The income level of the average American has taken a hit since the Great Recession, falling to a low at the end of 2009, according to recent reports. But some cities have seen marginal rises in income over the past quarter, according to Payscale.com, which tracks changes in cash compensation for employed U.S. workers in the 20 largest cities. The site found that 14 out of 20 cities saw some increase in pay last quarter -- not adjusting for inflation -- making for a 0.4 percent increase nationwide.
But all of these pay boosts fail to exceed the most recent yearly inflation rate ending in August of 2.0 percent, which excludes food and energy prices. As a result, even residents of the most prosperous cities are struggling when it comes to making enough money to keep up with the cost of living, albeit less than many other U.S. cities.
The top 10 cities where income grew fastest were all over the country, including midwestern cities like Minneapolis and Detroit and East Coast cities like Boston. Locales in the Sun Belt, however, seem to be struggling the most when it comes to compensation levels with Miami, Tampa and Riverside, California comprising 3 of the 4 cities that saw decreases last quarter.
Still, depressed wages are of increasing concern in the U.S., especially considering that the trend of falling incomes began before the Great Recession: Around 1980, U.S. productivity began to rise but income levels stagnated.
Over the past decade the situation has become more tenuous with median household income dropping $6,298 from 2000 to 2010, according to a recent report from the U.S. Census Bureau.
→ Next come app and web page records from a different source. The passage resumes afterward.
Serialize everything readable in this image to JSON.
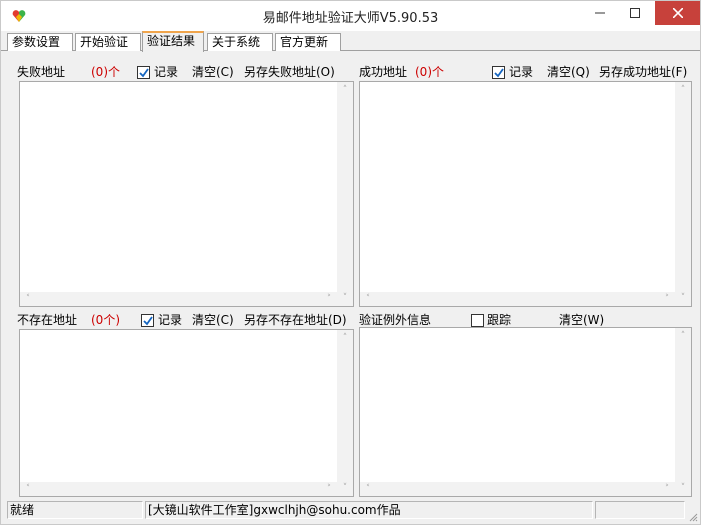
{
  "window": {
    "title": "易邮件地址验证大师V5.90.53",
    "icon": "heart-logo-icon",
    "controls": [
      "minimize-icon",
      "maximize-icon",
      "close-icon"
    ]
  },
  "tabs": [
    {
      "label": "参数设置",
      "active": false
    },
    {
      "label": "开始验证",
      "active": false
    },
    {
      "label": "验证结果",
      "active": true
    },
    {
      "label": "关于系统",
      "active": false
    },
    {
      "label": "官方更新",
      "active": false
    }
  ],
  "failed": {
    "label": "失败地址",
    "count": "(0)个",
    "record_label": "记录",
    "record_checked": true,
    "clear_label": "清空(C)",
    "save_label": "另存失败地址(O)"
  },
  "success": {
    "label": "成功地址",
    "count": "(0)个",
    "record_label": "记录",
    "record_checked": true,
    "clear_label": "清空(Q)",
    "save_label": "另存成功地址(F)"
  },
  "nonexistent": {
    "label": "不存在地址",
    "count": "(0个)",
    "record_label": "记录",
    "record_checked": true,
    "clear_label": "清空(C)",
    "save_label": "另存不存在地址(D)"
  },
  "exceptions": {
    "label": "验证例外信息",
    "trace_label": "跟踪",
    "trace_checked": false,
    "clear_label": "清空(W)"
  },
  "status": {
    "state": "就绪",
    "credit": "[大镜山软件工作室]gxwclhjh@sohu.com作品",
    "extra": ""
  },
  "colors": {
    "count_red": "#cc0000",
    "close_button": "#c7413b",
    "active_tab_accent": "#f0a54c"
  }
}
In fact, former Census Bureau officials Gordon Green and John Code recently found that income levels during the recovery from June 2009 to June 2011 actually dropped at a rate that was more than double the rate of the decline during the recession from December 2007 to June 2009. Consequently, an average full-time employed American male, adjusted for inflation, now makes about the same as he would have in 1972, the New Yorker reports.
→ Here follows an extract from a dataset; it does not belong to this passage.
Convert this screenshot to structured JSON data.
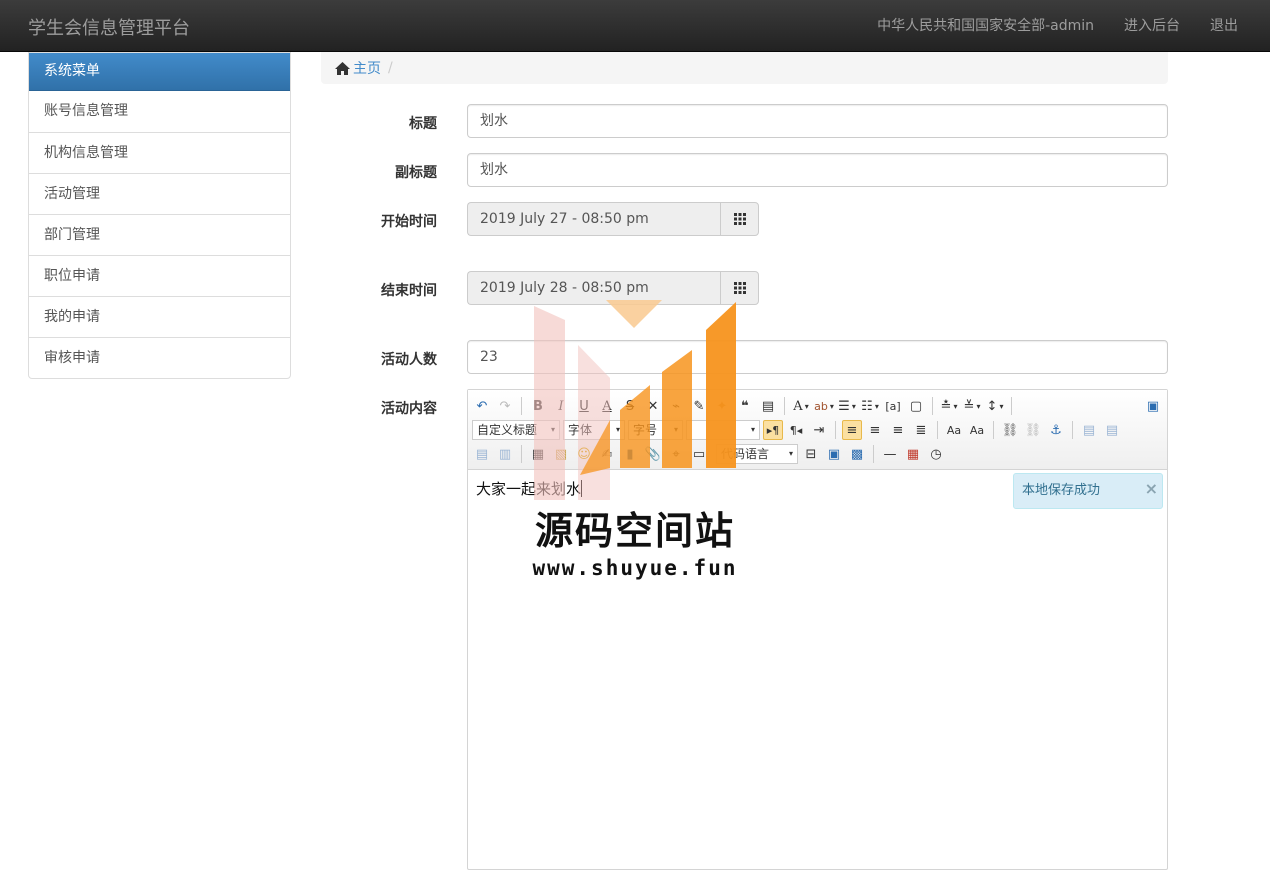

Here are the 10 cities with the fastest growing pay, according to Payscale.com: